What better way is there to start off a new year than talking about love? The Celtic Hearth has had the privilege of being a part of many first dates, wedding proposals, bachelor and bachelorette parties, and rehearsal dinners. Our sister pub, Bridie Molloy’s, has even hosted wedding ceremonies.
One such couple which had their first date here are Chris and Larry, a Newfoundland couple who now live in Dublin, Ireland. Although they have lived abroad in several locations, they continue to stay in touch with their Newfoundland roots by operating www.gaysaroundthebay.com and reaching out to their favourite St. John’s breakfast spot.
Chris and Larry contacted us in September when they had an interesting run-in with the Prime Minister at a local pub in Dublin. In a Facebook post, the two wrote:
“DID YOU KNOW: So we met the Irish Prime Minister at a pub again last night. He said he loves visiting Newfoundland and then taught us that the Gaelic name for Newfoundland is “Talamh an Eisc” which literally translates to “The Land of Fish”, a name used as far back as 1750.
Also had never realised that is used to be the name of the pub at The Celtic Hearth in St. John’s where we had our first date! All these years of early breakfasts and had never realised to ask what it meant.”

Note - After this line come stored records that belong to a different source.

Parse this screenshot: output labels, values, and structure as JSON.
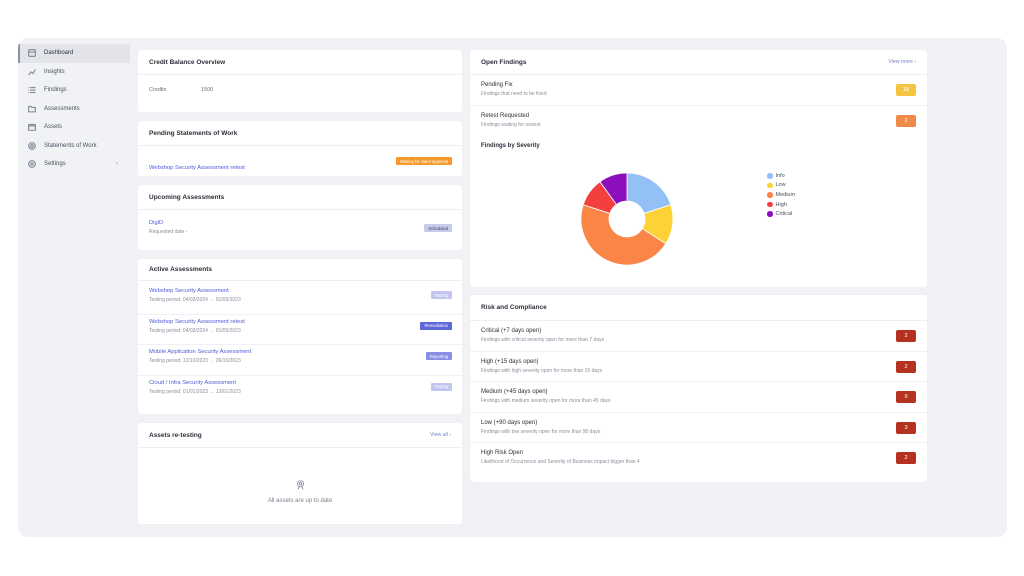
{
  "sidebar": {
    "items": [
      {
        "label": "Dashboard",
        "icon": "dashboard-icon",
        "active": true
      },
      {
        "label": "Insights",
        "icon": "chart-line-icon"
      },
      {
        "label": "Findings",
        "icon": "list-icon"
      },
      {
        "label": "Assessments",
        "icon": "folder-icon"
      },
      {
        "label": "Assets",
        "icon": "box-icon"
      },
      {
        "label": "Statements of Work",
        "icon": "document-icon"
      },
      {
        "label": "Settings",
        "icon": "gear-icon",
        "chevron": "›"
      }
    ]
  },
  "credit": {
    "title": "Credit Balance Overview",
    "label": "Credits",
    "value": "1500"
  },
  "pending_sow": {
    "title": "Pending Statements of Work",
    "item": "Webshop Security Assessment retest",
    "status": "Waiting for client approval"
  },
  "upcoming": {
    "title": "Upcoming Assessments",
    "name": "DigiD",
    "sub": "Requested date -",
    "status": "Scheduled"
  },
  "active": {
    "title": "Active Assessments",
    "rows": [
      {
        "name": "Webshop Security Assessment",
        "period": "Testing period: 04/03/2024 → 01/05/2023",
        "status": "Testing",
        "color": "#c3c6ef"
      },
      {
        "name": "Webshop Security Assessment retest",
        "period": "Testing period: 04/03/2024 → 01/05/2023",
        "status": "Remediation",
        "color": "#5c67d9"
      },
      {
        "name": "Mobile Application Security Assessment",
        "period": "Testing period: 12/10/2023 → 26/10/2023",
        "status": "Reporting",
        "color": "#8a8fe6"
      },
      {
        "name": "Cloud / Infra Security Assessment",
        "period": "Testing period: 01/01/2023 → 13/01/2023",
        "status": "Testing",
        "color": "#c3c6ef"
      }
    ]
  },
  "retesting": {
    "title": "Assets re-testing",
    "view_all": "View all ›",
    "empty": "All assets are up to date"
  },
  "open_findings": {
    "title": "Open Findings",
    "view_more": "View more ›",
    "rows": [
      {
        "title": "Pending Fix",
        "sub": "Findings that need to be fixed",
        "count": "18",
        "color": "#f5c542"
      },
      {
        "title": "Retest Requested",
        "sub": "Findings waiting for restest",
        "count": "2",
        "color": "#f08a4b"
      }
    ],
    "severity_title": "Findings by Severity"
  },
  "chart_data": {
    "type": "pie",
    "title": "Findings by Severity",
    "labels": [
      "Info",
      "Low",
      "Medium",
      "High",
      "Critical"
    ],
    "values": [
      20,
      14,
      46,
      10,
      10
    ],
    "colors": [
      "#93c0f5",
      "#fdd236",
      "#fb8546",
      "#f3403f",
      "#8d0ebd"
    ]
  },
  "risk": {
    "title": "Risk and Compliance",
    "rows": [
      {
        "title": "Critical (+7 days open)",
        "sub": "Findings with critical severity open for more than 7 days",
        "count": "2"
      },
      {
        "title": "High (+15 days open)",
        "sub": "Findings with high severity open for more than 15 days",
        "count": "2"
      },
      {
        "title": "Medium (+45 days open)",
        "sub": "Findings with medium severity open for more than 45 days",
        "count": "9"
      },
      {
        "title": "Low (+90 days open)",
        "sub": "Findings with low severity open for more than 90 days",
        "count": "3"
      },
      {
        "title": "High Risk Open",
        "sub": "Likelihood of Occurrence and Severity of Business Impact bigger than 4",
        "count": "2"
      }
    ],
    "badge_color": "#b4321f"
  },
  "colors": {
    "waiting": "#f39a2a",
    "scheduled": "#c7cbea"
  }
}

While The Celtic Hearth was never named the Talamh an Eisc, we have always had it on the facade of our building, as seen in a photo posted by Chris and Larry in their original post. The inscription on the facade of The Celtic Hearth is a tribute to Newfoundland’s Irish routes and the connection between our Irish pubs and Newfoundland history.

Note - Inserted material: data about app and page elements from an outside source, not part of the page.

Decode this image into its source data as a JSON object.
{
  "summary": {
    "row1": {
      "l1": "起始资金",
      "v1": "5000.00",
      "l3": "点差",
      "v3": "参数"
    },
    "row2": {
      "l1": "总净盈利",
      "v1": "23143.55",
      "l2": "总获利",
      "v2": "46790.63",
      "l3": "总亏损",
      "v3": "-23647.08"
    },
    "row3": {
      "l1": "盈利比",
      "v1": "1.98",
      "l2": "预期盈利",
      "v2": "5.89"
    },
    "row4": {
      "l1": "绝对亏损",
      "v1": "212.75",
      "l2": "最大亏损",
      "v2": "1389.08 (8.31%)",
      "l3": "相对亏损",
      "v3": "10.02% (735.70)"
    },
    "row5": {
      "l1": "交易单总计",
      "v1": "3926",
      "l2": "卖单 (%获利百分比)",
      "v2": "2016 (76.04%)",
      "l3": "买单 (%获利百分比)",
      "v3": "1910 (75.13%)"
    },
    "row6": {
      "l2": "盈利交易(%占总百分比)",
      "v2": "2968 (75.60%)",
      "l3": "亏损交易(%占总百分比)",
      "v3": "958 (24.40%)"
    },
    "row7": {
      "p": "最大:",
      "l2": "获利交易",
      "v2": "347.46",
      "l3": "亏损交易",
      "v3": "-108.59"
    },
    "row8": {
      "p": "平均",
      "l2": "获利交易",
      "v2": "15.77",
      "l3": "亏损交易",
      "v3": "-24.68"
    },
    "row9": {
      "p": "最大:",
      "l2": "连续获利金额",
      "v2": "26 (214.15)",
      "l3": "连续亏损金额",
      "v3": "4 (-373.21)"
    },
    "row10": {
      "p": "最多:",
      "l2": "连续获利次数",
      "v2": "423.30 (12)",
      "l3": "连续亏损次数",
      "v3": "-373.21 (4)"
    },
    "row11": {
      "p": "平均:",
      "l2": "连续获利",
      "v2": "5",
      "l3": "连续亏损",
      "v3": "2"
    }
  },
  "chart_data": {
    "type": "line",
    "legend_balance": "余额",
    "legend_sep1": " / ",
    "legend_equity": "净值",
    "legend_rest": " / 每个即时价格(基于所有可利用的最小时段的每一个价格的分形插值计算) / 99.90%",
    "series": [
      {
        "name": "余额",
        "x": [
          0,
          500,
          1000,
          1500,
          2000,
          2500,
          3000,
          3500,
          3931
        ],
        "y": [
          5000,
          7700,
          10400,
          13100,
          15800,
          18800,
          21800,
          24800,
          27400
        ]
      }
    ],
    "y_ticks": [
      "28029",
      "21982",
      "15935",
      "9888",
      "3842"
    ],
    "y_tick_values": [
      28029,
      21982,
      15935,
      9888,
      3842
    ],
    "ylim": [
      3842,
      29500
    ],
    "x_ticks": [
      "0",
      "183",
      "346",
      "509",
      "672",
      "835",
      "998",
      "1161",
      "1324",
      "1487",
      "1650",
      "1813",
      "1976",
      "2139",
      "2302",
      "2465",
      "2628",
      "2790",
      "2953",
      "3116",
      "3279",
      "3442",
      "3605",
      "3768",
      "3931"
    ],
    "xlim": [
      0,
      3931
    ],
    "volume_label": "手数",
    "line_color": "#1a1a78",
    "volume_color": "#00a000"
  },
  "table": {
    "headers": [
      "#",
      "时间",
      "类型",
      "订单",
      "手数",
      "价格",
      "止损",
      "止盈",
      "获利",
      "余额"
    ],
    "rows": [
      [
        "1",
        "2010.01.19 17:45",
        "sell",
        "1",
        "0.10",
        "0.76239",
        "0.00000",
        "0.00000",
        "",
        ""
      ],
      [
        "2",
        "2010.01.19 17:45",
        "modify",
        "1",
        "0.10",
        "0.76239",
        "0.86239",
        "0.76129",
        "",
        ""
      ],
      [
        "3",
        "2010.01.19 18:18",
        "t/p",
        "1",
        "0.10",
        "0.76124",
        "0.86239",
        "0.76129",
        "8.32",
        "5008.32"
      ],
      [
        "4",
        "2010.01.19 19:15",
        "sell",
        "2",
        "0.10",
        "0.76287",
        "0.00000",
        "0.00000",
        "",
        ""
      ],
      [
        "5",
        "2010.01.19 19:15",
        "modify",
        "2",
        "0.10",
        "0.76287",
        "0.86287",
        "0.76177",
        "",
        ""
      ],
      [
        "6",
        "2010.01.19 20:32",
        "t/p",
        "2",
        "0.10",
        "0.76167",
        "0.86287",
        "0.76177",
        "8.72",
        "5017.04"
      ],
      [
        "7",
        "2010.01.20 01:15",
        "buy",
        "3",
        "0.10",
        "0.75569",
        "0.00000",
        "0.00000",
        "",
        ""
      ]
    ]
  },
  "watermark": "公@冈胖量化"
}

Being the thorough researchers they are, the two also included an explanation of the importance of cod to Newfoundland as provided in an exhibit at The Rooms, a local museum.
The plaque reads:
“On the Island of Newfoundland, you will find some of the most Irish places in the world outside of Ireland. Almost half of the murder population of the province are descendants of Irish immigrants. They were early transatlantic commuters who came first as seasonal workers in the cod fishery. Most arrived before the Great Irish Potato Famine of 1845-50.
Newfoundland is the only major region outside of Europe with an Irish Gaelic name, Talamh an Eisc, the Fishing Ground or the Land of Fish. The name Talamh an Eisc is recorded in Irish poetry as far back as 1750.
The installation traces the Irish migrants from Ireland to Newfoundland 1700-1850 and how this great adventure transformed their lives. It also examines how their descendants left their imprint on the landscape and culture of their island home.
It’s a huge and moving story.”
The best part of this story? Chris and Larry stopped in to visit us on New Year’s Eve! A huge thank you to Chris and Larry for helping us ring in 2019 with love! We wish you a wonderful year filled with joy, amazing food, and cold pints! Follow their adventures on www.gaysaroundthebay.com!